Real or fake fur? Does it make a difference?

Internet check on "fake fur":

Fake fur, also called fun fur or faux fur, is any material made of synthetic fibers designed to resemble fur, normally as part of a piece of clothing. It was first introduced in 1929[1] and has been commercially available since the 1950s, but its increasing popularity has been credited to its promotion by animal rights and animal welfare organizations which claim that it is an animal-friendly alternative to traditional fur clothing.[2]


Faux fur is not only used in clothing, but also for stuffed animals, fashion accessory and home decorations like pillows. It is also sometimes used for craft projects because it can be sewn on a sewing machine. Real fur is generally thicker and requires a special machine, hand sewing or an awl to sew it.[3] Lately, fake fur has been increasingly used in the main stream teen fashion, for example the stores Abercrombie & Fitch[4] and American Eagle[5] use it for trapper hats and jackets. In the Soviet, and now Russian Army, fish fur is used as a slang term for the fake fur used on winter clothing and the ubiquitous ushanka hats. Similarly, fashion design labels such as Ralph Lauren and Chanel have promoted the use of fake fur in their collections.[6]

Advantages and disadvantages


  • Fake fur is a fabric, therefore it is relatively easy to sew with.
  • Fake fur doesn't require killing animals in factory farms like real fur.
  • Fake fur does not require cold storage to prevent deterioration and is impervious to moths.[7]
  • A 1979 study commissioned by the Fund for Animals argued that the energy consumption for the production of one coat made out of fake fur was 120 MBtu, compared to 433 MBtu for trapped animals and 7,965 MBtu for animals raised in fur farms.[8] This study has been criticized as being biased and outdated.[9]

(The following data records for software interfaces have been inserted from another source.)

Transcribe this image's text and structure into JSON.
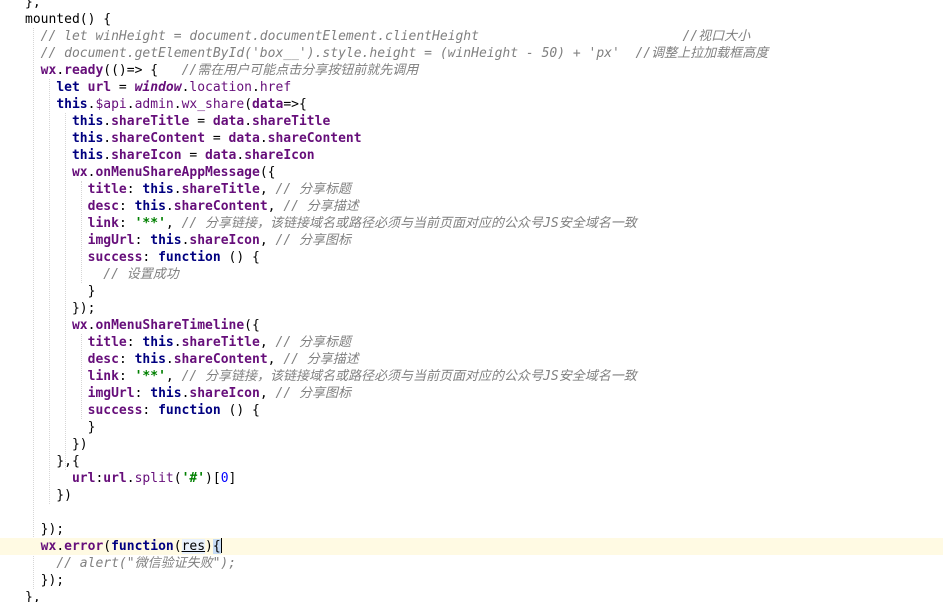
{
  "editor": {
    "lines": [
      {
        "text": "},"
      },
      {
        "text": "mounted() {"
      },
      {
        "text": "  // let winHeight = document.documentElement.clientHeight                          //视口大小"
      },
      {
        "text": "  // document.getElementById('box__').style.height = (winHeight - 50) + 'px'  //调整上拉加载框高度"
      },
      {
        "text": "  wx.ready(()=> {   //需在用户可能点击分享按钮前就先调用"
      },
      {
        "text": "    let url = window.location.href"
      },
      {
        "text": "    this.$api.admin.wx_share(data=>{"
      },
      {
        "text": "      this.shareTitle = data.shareTitle"
      },
      {
        "text": "      this.shareContent = data.shareContent"
      },
      {
        "text": "      this.shareIcon = data.shareIcon"
      },
      {
        "text": "      wx.onMenuShareAppMessage({"
      },
      {
        "text": "        title: this.shareTitle, // 分享标题"
      },
      {
        "text": "        desc: this.shareContent, // 分享描述"
      },
      {
        "text": "        link: '**', // 分享链接，该链接域名或路径必须与当前页面对应的公众号JS安全域名一致"
      },
      {
        "text": "        imgUrl: this.shareIcon, // 分享图标"
      },
      {
        "text": "        success: function () {"
      },
      {
        "text": "          // 设置成功"
      },
      {
        "text": "        }"
      },
      {
        "text": "      });"
      },
      {
        "text": "      wx.onMenuShareTimeline({"
      },
      {
        "text": "        title: this.shareTitle, // 分享标题"
      },
      {
        "text": "        desc: this.shareContent, // 分享描述"
      },
      {
        "text": "        link: '**', // 分享链接，该链接域名或路径必须与当前页面对应的公众号JS安全域名一致"
      },
      {
        "text": "        imgUrl: this.shareIcon, // 分享图标"
      },
      {
        "text": "        success: function () {"
      },
      {
        "text": "        }"
      },
      {
        "text": "      })"
      },
      {
        "text": "    },{"
      },
      {
        "text": "      url:url.split('#')[0]"
      },
      {
        "text": "    })"
      },
      {
        "text": ""
      },
      {
        "text": "  });"
      },
      {
        "text": "  wx.error(function(res){"
      },
      {
        "text": "    // alert(\"微信验证失败\");"
      },
      {
        "text": "  });"
      },
      {
        "text": "},"
      }
    ],
    "current_line": 32,
    "colors": {
      "keyword": "#000080",
      "property": "#660e7a",
      "comment": "#808080",
      "string": "#008000",
      "number": "#0000ff",
      "current_line_bg": "#fffae3",
      "brace_match_bg": "#c7dcf5"
    }
  }
}
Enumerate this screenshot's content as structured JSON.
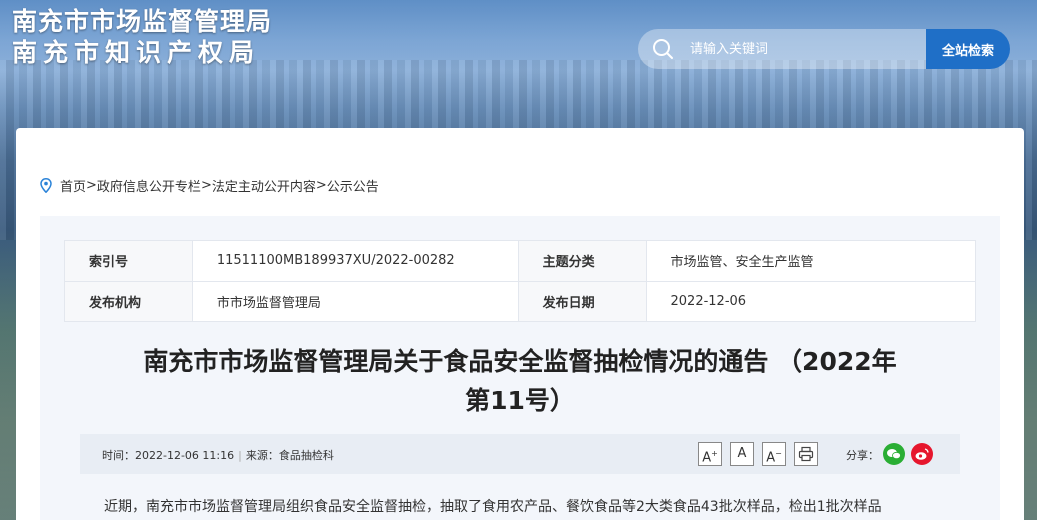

  • Fake fur is not as warm or insulating as real fur.[10]
  • Fake fur is not a natural material, therefore the wearer's skin cannot breathe like it would in real fur or leather.[10]
  • Fake fur is made from several materials including blends of acrylic and modacrylic polymers derived from coal, air, water, petroleum and limestone. Unlike natural real fur, these materials can take a long time to break down (anywhere from 500 to 1,000 years).[9]
  • Fake furs are not able to keep snow from melting and re-freezing on the fiber filaments; this is very important, especially in hiking, mountain climbing, skiing and other outdoor activities which are done in extreme conditions.[2]